That’s a valid question, considering that the broadband world is now entering uncharted territory and is potentially on track for a growth spurt that defies easy measurement, especially using calculations based on historical data. The Internet, as spectacular as its cultural ascendency over the past 30 years, is still mostly about shopping and watching movies. That’s about to change in a big way. Broadband, as ATX CEO Dan Whalen asserts in a recent blog, is entering a Golden Age, where anything is possible in a digital realm and a broadband conduit into the home or business arguably becomes at least equally important to the advancement of the culture as the one carrying electricity.
Golden Age of Broadband
The good news is that cable operators have been able to keep pace with customer demand over the decades largely due to the agility and the bandwidth-accommodating physical properties of the HFC network. And there’s no real reason to panic that the HFC network won’t be able to continue to keep pace well into broadband’s Golden Age. But at some point, even the HFC network will hit a wall, which is why cable operators have been investing in transitioning their networks to fiber for years now.
The trick, of course, is to time that transition, which will require the eventual replacement of millions of miles of coax cable, in a manner that will enable cable operators to continue to fend off fiber- and wireless-based competitors as they migrate from HFC to fiber. This calculation, which one could argue has existential consequences for cable operators, is at the heart of the many planning exercises and technology evaluations that cable engineering teams participate in daily.

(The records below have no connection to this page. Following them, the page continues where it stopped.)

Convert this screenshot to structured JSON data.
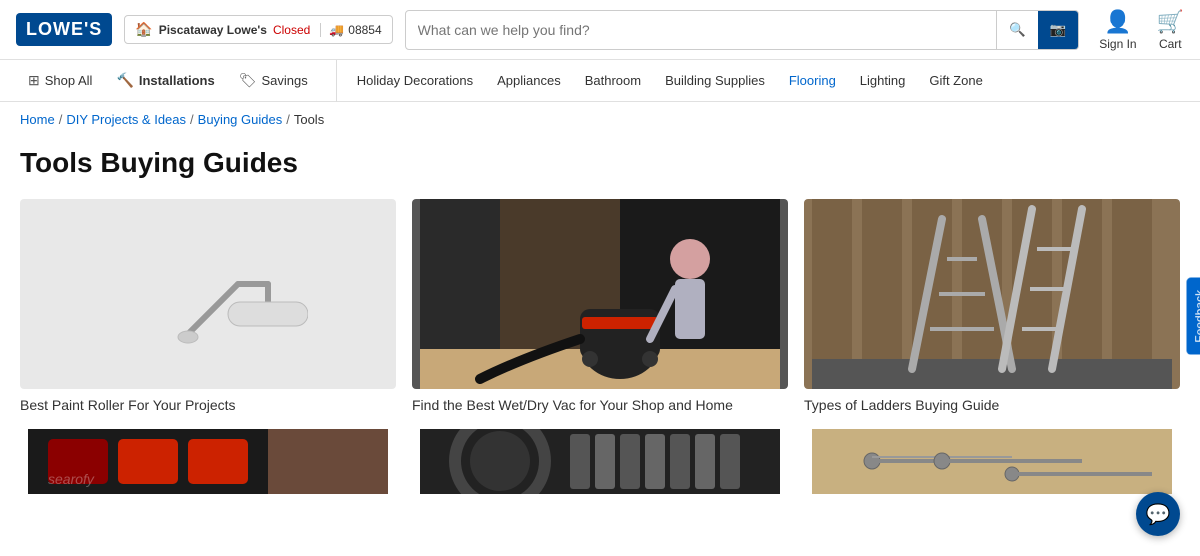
{
  "header": {
    "logo": "LOWE'S",
    "store": {
      "name": "Piscataway Lowe's",
      "status": "Closed",
      "zip": "08854"
    },
    "search": {
      "placeholder": "What can we help you find?"
    },
    "sign_in": "Sign In",
    "cart": "Cart"
  },
  "nav": {
    "primary": [
      {
        "label": "Shop All",
        "icon": "grid"
      },
      {
        "label": "Installations",
        "icon": "hammer"
      },
      {
        "label": "Savings",
        "icon": "tag"
      }
    ],
    "secondary": [
      {
        "label": "Holiday Decorations"
      },
      {
        "label": "Appliances"
      },
      {
        "label": "Bathroom"
      },
      {
        "label": "Building Supplies"
      },
      {
        "label": "Flooring",
        "blue": true
      },
      {
        "label": "Lighting"
      },
      {
        "label": "Gift Zone"
      }
    ]
  },
  "breadcrumb": {
    "items": [
      "Home",
      "DIY Projects & Ideas",
      "Buying Guides",
      "Tools"
    ]
  },
  "page": {
    "title": "Tools Buying Guides"
  },
  "cards": [
    {
      "id": "paint-roller",
      "title": "Best Paint Roller For Your Projects",
      "bg": "#e0e0e0"
    },
    {
      "id": "wet-dry-vac",
      "title": "Find the Best Wet/Dry Vac for Your Shop and Home",
      "bg": "#3a3a3a"
    },
    {
      "id": "ladders",
      "title": "Types of Ladders Buying Guide",
      "bg": "#7a6a55"
    }
  ],
  "cards_bottom": [
    {
      "id": "drill",
      "title": "",
      "bg": "#1a1a1a"
    },
    {
      "id": "tools2",
      "title": "",
      "bg": "#2a2a2a"
    },
    {
      "id": "screws",
      "title": "",
      "bg": "#b8a880"
    }
  ],
  "feedback": "Feedback",
  "chat_icon": "💬"
}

The rise of the metaverse could throw a new wrinkle, in terms of timing and technology choices, into cable operators’ plans for evolving their HFC networks. Those that have yet to work the potential impact of the metaverse, a wholly unique computing and communications paradigm, into those calculations will need to start doing so today. If cable companies are unable to upgrade or transition their HFC networks fast enough to accommodate the bandwidth, speed and latency needs of their future customers, who may have speedier service offerings, they will discover the metaverse to be a very lonely place.